• INSTRUCTIONS FOR THE TASK
Copy out every line of the listing in which "color" appears.

• DATA
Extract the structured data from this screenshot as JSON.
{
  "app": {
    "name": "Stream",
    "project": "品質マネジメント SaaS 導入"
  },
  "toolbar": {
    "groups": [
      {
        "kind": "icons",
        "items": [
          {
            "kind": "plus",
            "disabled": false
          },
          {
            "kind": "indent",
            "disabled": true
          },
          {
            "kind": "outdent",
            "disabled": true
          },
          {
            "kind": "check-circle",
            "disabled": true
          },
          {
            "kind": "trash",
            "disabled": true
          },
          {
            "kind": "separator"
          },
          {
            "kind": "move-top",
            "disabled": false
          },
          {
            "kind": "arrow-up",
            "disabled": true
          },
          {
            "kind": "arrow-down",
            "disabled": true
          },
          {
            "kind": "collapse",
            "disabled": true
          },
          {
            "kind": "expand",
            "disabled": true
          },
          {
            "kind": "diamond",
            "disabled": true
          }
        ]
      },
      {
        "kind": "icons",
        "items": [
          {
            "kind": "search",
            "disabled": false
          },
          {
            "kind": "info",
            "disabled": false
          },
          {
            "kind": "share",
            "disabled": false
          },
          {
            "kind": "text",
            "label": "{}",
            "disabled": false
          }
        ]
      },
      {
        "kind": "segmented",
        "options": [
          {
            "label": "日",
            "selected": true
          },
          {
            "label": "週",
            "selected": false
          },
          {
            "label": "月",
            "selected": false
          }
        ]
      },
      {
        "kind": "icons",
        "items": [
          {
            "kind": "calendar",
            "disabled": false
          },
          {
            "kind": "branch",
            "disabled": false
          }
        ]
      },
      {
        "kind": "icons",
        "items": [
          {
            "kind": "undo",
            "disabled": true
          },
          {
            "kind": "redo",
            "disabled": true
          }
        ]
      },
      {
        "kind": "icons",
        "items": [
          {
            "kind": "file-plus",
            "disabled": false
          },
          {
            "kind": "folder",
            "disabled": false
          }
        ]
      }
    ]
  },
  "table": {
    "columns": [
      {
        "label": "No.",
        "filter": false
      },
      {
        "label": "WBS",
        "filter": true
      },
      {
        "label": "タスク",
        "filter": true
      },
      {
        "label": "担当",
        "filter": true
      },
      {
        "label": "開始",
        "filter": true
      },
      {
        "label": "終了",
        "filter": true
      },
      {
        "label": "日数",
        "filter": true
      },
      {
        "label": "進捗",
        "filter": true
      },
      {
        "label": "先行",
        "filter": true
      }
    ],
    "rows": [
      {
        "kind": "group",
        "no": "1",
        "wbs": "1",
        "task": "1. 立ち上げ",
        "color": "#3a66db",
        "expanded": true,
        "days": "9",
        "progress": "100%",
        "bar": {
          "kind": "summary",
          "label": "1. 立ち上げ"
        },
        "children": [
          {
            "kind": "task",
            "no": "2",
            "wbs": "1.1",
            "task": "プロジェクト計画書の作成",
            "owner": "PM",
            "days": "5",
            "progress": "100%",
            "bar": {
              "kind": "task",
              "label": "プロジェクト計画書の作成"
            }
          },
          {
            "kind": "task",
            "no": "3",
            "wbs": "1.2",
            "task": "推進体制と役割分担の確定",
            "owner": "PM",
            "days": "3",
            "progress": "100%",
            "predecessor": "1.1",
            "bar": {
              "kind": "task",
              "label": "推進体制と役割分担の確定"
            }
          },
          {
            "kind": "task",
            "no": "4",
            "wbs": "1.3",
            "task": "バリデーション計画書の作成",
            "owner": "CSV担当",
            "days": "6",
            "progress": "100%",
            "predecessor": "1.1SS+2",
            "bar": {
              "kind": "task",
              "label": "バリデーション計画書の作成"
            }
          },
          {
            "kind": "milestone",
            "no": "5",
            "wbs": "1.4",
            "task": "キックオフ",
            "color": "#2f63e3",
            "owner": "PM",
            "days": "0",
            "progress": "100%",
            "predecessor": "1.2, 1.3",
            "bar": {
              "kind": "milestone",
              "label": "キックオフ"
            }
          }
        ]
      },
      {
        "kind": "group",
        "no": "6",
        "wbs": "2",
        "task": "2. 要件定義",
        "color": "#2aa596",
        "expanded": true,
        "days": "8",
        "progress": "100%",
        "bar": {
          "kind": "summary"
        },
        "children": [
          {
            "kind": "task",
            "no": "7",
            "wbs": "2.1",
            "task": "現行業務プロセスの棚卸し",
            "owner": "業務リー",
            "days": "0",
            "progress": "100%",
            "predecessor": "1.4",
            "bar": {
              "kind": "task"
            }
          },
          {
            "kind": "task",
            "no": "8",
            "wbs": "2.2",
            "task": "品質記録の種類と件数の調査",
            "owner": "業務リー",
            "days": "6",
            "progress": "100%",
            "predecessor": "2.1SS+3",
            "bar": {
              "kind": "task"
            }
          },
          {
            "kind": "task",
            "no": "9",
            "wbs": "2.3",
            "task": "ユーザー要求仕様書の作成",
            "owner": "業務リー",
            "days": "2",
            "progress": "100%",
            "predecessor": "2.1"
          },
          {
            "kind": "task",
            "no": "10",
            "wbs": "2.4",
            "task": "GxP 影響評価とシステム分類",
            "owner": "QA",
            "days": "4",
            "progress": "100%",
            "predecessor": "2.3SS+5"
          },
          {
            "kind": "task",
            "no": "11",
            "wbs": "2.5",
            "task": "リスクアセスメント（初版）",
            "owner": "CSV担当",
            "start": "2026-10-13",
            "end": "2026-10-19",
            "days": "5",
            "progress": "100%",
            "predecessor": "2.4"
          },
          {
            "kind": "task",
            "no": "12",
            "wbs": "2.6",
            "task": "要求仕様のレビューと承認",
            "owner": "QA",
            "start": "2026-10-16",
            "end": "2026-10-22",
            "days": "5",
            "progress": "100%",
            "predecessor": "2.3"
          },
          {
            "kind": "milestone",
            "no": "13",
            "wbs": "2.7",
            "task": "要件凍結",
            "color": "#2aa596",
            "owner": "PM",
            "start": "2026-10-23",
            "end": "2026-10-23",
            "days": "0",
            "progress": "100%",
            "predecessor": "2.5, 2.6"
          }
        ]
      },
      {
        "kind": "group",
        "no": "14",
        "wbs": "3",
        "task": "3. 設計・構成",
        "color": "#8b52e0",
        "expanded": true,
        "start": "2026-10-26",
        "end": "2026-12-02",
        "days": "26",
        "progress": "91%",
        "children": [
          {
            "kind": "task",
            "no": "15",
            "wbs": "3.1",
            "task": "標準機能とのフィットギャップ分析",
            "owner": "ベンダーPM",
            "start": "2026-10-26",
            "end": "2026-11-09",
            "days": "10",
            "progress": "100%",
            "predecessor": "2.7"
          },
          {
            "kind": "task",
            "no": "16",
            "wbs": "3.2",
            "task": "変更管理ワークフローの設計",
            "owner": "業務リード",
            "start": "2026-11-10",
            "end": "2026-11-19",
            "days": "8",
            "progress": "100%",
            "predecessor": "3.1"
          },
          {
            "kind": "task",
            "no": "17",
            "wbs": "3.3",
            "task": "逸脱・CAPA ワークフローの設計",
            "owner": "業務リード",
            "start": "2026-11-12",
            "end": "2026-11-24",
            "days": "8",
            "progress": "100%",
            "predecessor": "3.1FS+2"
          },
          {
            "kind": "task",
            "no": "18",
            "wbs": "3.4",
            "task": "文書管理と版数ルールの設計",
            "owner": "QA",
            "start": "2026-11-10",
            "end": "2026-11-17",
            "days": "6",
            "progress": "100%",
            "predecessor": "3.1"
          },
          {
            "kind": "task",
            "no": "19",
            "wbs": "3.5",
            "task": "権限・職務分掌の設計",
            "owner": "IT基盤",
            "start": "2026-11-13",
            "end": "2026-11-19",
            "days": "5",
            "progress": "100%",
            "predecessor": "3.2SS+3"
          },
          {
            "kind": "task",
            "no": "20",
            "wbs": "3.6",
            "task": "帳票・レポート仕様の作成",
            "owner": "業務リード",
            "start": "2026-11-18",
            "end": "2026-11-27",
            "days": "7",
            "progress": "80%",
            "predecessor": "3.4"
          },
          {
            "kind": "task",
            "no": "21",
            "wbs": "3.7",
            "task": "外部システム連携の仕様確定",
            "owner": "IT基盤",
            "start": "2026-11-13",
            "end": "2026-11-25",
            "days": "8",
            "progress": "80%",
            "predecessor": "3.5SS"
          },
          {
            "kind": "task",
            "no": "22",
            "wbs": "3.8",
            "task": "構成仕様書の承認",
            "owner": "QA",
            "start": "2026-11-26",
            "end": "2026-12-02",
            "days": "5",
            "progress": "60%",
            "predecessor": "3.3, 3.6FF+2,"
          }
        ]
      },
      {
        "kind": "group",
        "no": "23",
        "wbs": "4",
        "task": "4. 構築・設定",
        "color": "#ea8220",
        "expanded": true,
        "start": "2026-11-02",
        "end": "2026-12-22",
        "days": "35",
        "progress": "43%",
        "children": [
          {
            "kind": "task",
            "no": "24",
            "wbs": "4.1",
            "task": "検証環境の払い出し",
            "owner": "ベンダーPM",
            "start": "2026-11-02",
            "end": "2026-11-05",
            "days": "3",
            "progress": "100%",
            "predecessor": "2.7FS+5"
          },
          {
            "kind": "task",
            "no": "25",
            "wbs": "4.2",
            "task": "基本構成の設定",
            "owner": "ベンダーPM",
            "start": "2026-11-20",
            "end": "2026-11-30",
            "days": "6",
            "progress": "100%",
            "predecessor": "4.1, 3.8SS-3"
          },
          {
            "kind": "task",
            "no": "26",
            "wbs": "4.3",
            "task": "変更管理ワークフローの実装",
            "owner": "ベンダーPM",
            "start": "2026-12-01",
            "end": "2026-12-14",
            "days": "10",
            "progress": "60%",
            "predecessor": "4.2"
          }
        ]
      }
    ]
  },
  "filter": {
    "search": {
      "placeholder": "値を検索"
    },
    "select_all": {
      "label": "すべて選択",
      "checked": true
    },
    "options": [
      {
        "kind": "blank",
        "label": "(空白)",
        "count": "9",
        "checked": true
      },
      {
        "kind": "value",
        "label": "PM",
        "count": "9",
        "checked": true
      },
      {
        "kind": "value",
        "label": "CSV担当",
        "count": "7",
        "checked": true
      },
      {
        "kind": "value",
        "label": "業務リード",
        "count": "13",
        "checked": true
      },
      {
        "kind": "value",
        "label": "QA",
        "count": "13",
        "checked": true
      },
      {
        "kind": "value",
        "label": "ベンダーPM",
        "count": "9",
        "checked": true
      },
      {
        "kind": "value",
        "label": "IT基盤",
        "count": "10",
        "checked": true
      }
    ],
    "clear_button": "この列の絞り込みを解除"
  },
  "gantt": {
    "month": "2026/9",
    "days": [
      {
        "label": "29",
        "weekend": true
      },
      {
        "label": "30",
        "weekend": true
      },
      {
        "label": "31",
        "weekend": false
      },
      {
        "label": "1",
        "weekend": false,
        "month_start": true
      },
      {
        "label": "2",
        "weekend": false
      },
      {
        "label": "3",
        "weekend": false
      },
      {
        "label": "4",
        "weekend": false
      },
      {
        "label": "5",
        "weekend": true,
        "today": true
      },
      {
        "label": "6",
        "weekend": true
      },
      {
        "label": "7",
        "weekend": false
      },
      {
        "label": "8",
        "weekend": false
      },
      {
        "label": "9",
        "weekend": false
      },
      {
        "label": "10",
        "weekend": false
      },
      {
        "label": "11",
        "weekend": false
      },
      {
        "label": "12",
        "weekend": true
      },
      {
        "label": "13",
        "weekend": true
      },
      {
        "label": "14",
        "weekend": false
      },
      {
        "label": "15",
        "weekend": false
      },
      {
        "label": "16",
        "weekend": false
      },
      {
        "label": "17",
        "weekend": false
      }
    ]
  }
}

• RESPONSE TO THIS TASK
        "color": "#3a66db",
            "color": "#2f63e3",
        "color": "#2aa596",
            "color": "#2aa596",
        "color": "#8b52e0",
        "color": "#ea8220",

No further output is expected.